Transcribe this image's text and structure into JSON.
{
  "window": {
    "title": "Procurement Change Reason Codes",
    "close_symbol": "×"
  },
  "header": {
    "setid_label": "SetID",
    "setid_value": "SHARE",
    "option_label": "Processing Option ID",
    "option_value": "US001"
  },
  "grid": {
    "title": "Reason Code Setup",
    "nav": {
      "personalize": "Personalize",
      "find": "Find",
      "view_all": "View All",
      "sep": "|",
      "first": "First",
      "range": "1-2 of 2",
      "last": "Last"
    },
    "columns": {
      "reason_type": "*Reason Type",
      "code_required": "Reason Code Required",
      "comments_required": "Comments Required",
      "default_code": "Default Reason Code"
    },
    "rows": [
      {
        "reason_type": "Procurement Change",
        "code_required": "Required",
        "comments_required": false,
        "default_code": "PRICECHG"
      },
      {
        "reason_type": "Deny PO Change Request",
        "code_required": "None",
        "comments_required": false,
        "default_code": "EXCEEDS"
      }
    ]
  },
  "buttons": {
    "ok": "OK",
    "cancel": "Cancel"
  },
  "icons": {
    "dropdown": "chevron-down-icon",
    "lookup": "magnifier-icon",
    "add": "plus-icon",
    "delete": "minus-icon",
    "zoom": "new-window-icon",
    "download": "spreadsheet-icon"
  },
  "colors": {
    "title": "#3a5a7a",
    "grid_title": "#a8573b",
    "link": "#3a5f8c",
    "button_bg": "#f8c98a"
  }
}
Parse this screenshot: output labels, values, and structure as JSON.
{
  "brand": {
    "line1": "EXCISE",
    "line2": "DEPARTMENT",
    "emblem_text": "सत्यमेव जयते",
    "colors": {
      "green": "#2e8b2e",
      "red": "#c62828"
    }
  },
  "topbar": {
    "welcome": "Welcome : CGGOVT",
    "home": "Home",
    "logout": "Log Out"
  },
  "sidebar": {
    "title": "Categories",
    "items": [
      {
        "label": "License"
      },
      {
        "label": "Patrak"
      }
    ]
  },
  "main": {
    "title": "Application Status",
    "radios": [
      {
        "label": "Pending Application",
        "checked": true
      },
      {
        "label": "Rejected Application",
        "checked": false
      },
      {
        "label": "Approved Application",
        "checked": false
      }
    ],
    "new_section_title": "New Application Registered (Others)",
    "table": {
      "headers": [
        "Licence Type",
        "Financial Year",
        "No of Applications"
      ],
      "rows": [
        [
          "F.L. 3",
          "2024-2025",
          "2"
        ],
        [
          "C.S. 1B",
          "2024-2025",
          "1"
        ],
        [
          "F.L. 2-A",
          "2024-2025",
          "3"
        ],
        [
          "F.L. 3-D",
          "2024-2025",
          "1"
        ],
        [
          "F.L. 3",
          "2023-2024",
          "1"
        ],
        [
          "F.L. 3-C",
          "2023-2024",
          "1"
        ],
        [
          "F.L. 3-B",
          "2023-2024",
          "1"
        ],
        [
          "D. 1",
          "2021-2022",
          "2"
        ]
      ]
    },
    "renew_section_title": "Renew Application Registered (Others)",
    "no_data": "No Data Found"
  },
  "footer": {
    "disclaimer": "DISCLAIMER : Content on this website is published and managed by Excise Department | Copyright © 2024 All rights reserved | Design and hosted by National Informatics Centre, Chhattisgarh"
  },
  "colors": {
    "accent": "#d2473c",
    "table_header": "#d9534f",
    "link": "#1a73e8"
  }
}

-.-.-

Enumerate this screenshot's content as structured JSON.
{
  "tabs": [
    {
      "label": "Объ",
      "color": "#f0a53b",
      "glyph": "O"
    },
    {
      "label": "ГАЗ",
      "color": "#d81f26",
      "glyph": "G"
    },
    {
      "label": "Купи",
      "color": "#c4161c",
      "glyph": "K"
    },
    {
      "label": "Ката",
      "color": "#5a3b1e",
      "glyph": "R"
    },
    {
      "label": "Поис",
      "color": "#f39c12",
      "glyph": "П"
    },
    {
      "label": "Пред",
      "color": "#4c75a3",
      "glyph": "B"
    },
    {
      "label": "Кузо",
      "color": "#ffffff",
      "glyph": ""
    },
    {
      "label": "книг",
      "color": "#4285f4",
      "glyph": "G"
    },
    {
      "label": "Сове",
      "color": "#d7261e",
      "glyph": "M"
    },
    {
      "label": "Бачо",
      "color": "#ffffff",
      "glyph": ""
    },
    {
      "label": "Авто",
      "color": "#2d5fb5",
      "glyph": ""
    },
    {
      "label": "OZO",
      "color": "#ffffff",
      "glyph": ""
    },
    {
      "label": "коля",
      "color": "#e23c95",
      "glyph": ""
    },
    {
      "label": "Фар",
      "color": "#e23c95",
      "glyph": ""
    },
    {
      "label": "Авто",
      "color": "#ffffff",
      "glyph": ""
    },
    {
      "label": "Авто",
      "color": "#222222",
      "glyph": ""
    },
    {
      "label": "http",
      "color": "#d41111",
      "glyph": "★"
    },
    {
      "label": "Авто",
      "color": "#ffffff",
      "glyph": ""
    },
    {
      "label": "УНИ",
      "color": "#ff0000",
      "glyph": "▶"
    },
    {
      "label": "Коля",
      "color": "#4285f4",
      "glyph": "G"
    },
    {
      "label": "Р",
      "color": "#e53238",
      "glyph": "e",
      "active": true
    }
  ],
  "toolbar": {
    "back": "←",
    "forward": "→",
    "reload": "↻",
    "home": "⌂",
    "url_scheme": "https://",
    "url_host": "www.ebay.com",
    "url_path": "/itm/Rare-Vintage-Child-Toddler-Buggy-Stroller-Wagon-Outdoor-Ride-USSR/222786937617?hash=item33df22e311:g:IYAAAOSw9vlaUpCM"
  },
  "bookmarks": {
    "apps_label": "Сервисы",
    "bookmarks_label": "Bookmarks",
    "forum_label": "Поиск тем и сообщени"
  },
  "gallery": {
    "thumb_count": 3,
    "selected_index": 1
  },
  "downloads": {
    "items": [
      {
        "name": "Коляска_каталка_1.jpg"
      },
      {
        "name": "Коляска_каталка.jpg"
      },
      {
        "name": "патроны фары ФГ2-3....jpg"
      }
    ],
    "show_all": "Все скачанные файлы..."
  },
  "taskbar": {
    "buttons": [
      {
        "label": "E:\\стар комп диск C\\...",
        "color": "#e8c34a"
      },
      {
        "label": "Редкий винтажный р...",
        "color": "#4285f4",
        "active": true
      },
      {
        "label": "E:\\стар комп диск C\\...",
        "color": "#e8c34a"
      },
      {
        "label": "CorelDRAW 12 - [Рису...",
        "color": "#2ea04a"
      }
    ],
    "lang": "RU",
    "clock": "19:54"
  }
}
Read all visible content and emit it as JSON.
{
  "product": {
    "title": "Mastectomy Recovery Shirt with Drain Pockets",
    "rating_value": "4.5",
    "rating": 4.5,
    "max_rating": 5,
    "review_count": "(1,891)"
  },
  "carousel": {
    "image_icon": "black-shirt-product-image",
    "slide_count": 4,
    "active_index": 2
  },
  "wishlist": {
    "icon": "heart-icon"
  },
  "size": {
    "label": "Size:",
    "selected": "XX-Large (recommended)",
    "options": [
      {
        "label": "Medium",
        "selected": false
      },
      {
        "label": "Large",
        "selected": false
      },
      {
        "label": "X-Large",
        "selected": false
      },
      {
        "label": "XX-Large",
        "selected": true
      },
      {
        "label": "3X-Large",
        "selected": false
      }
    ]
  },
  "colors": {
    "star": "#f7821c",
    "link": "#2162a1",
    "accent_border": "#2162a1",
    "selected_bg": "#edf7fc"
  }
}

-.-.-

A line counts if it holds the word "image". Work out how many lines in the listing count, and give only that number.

2